Shortly after launching his independent foundry in 2015, Tobias Frere-Jones released Mallory, a typeface meant as a personal experiment reflecting his dual British-American identity. Like a child whose features echo those of generations of ancestors, Mallory combines elements of 1928’s very-British Gill Sans and London’s subdued vernacular typography with the muscular shapes of New York City signage, plus a dash of American Mergenthaler Linotype Company’s 1929 typeface Metro. While its allusions are many, the end result was a typeface that is very much its own thing.
The font lends a relaxed feeling to text thanks to the letterforms’ soft geometric proportions, offset here and there with a dash of robust individualism. A MicroPlus style represents a fresh approach to the centuries-old practice of designing optical sizes, ensuring legibility down to the smallest imaginable sizes on both screen and page. Since its release, Mallory has proven to be a popular workhorse for projects around the world, including the Philippine Daily Inquirer, Mother Jones magazine, the Julián Castro presidential campaign, and identity and collateral systems for the 2016 Typographics festival. Its wide usage also meant it received a fair amount of user feedback, and in June Frere-Jones released an expanded family that addressed much of what he’d heard, and added 84 styles.
“It was the ideal circumstance for typeface development: to play matchmaker between something I’d like to do and something that somebody needs.”
Frere-Jones began working on the update in 2017 after hearing from designers who wished for something narrower than the standard weights: a subtly compact version that could be used as an alternate text default width. (Many typeface families now include a slightly condensed version of the text weights, as it provides graphic designers the flexibility to work with copy meant for both print and screen use without having to mess around with the word count.) This was something Frere-Jones intended to provide from the start, but had to postpone to focus on the launch of his new foundry. Fortunately, a serendipitous request came along shortly after Mallory was released.
“A client asked us to create a condensed version of Mallory with a very specific rate of copyfit to match something they were already using,” he says. “That custom work opened up the whole design space. It was the ideal circumstance for typeface development: to play matchmaker between something I’d like to do and something that somebody needs.”
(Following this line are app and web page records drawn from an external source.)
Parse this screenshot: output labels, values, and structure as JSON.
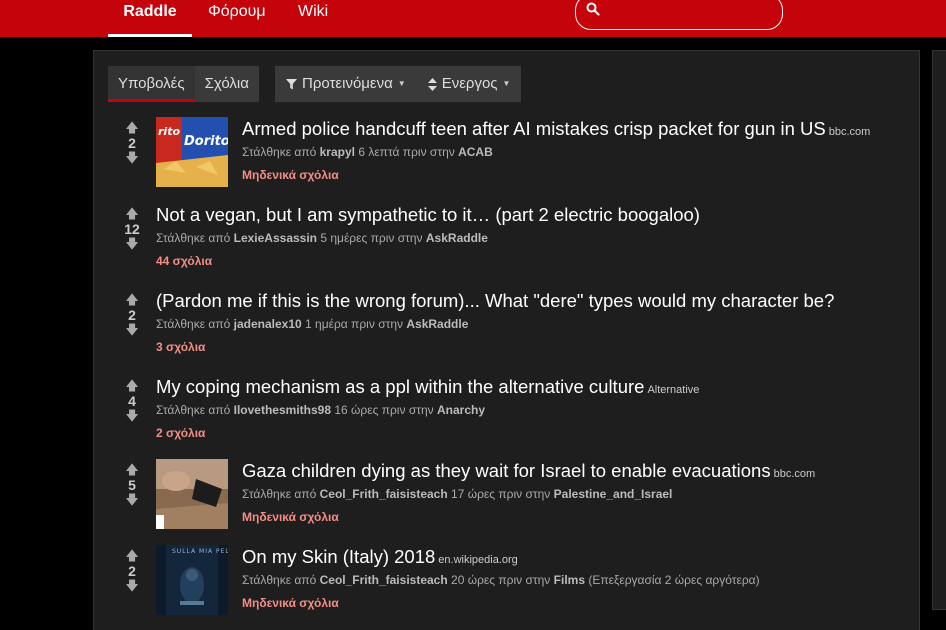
{
  "nav": {
    "brand": "Raddle",
    "forums": "Φόρουμ",
    "wiki": "Wiki",
    "search_placeholder": ""
  },
  "tabs": [
    {
      "label": "Υποβολές"
    },
    {
      "label": "Σχόλια"
    }
  ],
  "filters": {
    "sort": "Προτεινόμενα",
    "time": "Ενεργος"
  },
  "labels": {
    "posted_by": "Στάλθηκε από",
    "in": "στην"
  },
  "submissions": [
    {
      "score": "2",
      "title": "Armed police handcuff teen after AI mistakes crisp packet for gun in US",
      "domain": "bbc.com",
      "author": "krapyl",
      "time": "6 λεπτά πριν",
      "forum": "ACAB",
      "edited": "",
      "comments": "Μηδενικά σχόλια",
      "thumb": "doritos"
    },
    {
      "score": "12",
      "title": "Not a vegan, but I am sympathetic to it… (part 2 electric boogaloo)",
      "domain": "",
      "author": "LexieAssassin",
      "time": "5 ημέρες πριν",
      "forum": "AskRaddle",
      "edited": "",
      "comments": "44 σχόλια",
      "thumb": ""
    },
    {
      "score": "2",
      "title": "(Pardon me if this is the wrong forum)... What \"dere\" types would my character be?",
      "domain": "",
      "author": "jadenalex10",
      "time": "1 ημέρα πριν",
      "forum": "AskRaddle",
      "edited": "",
      "comments": "3 σχόλια",
      "thumb": ""
    },
    {
      "score": "4",
      "title": "My coping mechanism as a ppl within the alternative culture",
      "domain": "Alternative",
      "author": "Ilovethesmiths98",
      "time": "16 ώρες πριν",
      "forum": "Anarchy",
      "edited": "",
      "comments": "2 σχόλια",
      "thumb": ""
    },
    {
      "score": "5",
      "title": "Gaza children dying as they wait for Israel to enable evacuations",
      "domain": "bbc.com",
      "author": "Ceol_Frith_faisisteach",
      "time": "17 ώρες πριν",
      "forum": "Palestine_and_Israel",
      "edited": "",
      "comments": "Μηδενικά σχόλια",
      "thumb": "gaza"
    },
    {
      "score": "2",
      "title": "On my Skin (Italy) 2018",
      "domain": "en.wikipedia.org",
      "author": "Ceol_Frith_faisisteach",
      "time": "20 ώρες πριν",
      "forum": "Films",
      "edited": "(Επεξεργασία 2 ώρες αργότερα)",
      "comments": "Μηδενικά σχόλια",
      "thumb": "poster"
    }
  ]
}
Frere-Jones repurposed some of that work to generate this latest commercially-available upgrade. Besides four new widths (including the Compact requested by users) that can fill out a much larger palette, new behind-the-scenes features such as improved programming and coding reduce the font file sizes and allow them to run faster on the web. A reallocation of vertical space supports improved screen media performance as well.
The late Gerard Unger pointed out that somehow, a typeface will always be a kind of self-portrait of its designer, and Mallory is no exception: it contains a great deal of Frere-Jones’s personal history embedded its characters. “I’ve come to believe that typefaces carry stories best when they have stories of their own,” he says in a blog post on his website. Mallory was a story carefully archived in the back of his mind for years, accumulating details and gaining in clarity, until the time felt right to tell it.
“Matthew Carter remarked once that he never regretted putting something in a drawer and coming back to it later.”
From a young age, Frere-Jones was sensitive to the emotional cues embedded in the shapes of letterforms, particularly as seen in vernacular city signage. On childhood visits to his British grandparents, he noticed that signs around London’s streets felt quiet, authoritative, and assured. Meanwhile, signs for places like Pintchik Paints on Flatbush Avenue in his native Brooklyn were shouty, brazen, and exuberant. Reflecting on how these clashing nationalistic qualities from disparate environments played out in his own life led him to another question: How might these opposing forces find expression as a typeface?
For Frere-Jones, letting a project marinate untouched for a while is a deliberate part of his design process. “You’ll always see something that you didn’t see before, sometimes because you’d been looking at it for so long that you became kind of numb,” he says, “or you made an initial decision based on something that was no longer relevant, or you revised your criteria over time. Matthew Carter remarked once that he never regretted putting something in a drawer and coming back to it later. There would always be a way to benefit from a refreshed perspective.”
“Typefaces are never really done, they’re just released.”
So is Mallory finished? How does a designer know when to stick a fork in it? Frere-Jones doesn’t have any explicit plans to keep going at this point. “David Berlow of Font Bureau liked to say typefaces are never really done, they’re just released. There’s always something to go back to, revise, adjust, add, or expand,” he says. “Every foundry periodically issues updates to their families, the same as software companies release new versions. Typefaces are similar in that there’s always the potential to do more, or polish things a bit further.”
Plus, it’s difficult to pinpoint the starting and ending points of a project so closely linked to personal identity. Perhaps one day Frere-Jones will recall additional typographic memories from his formative years, or maybe he’ll find inspiration in something new he hasn’t yet seen, which will spark additional updates to Mallory. Might the future might bring new iterations of this typeface? Never say never.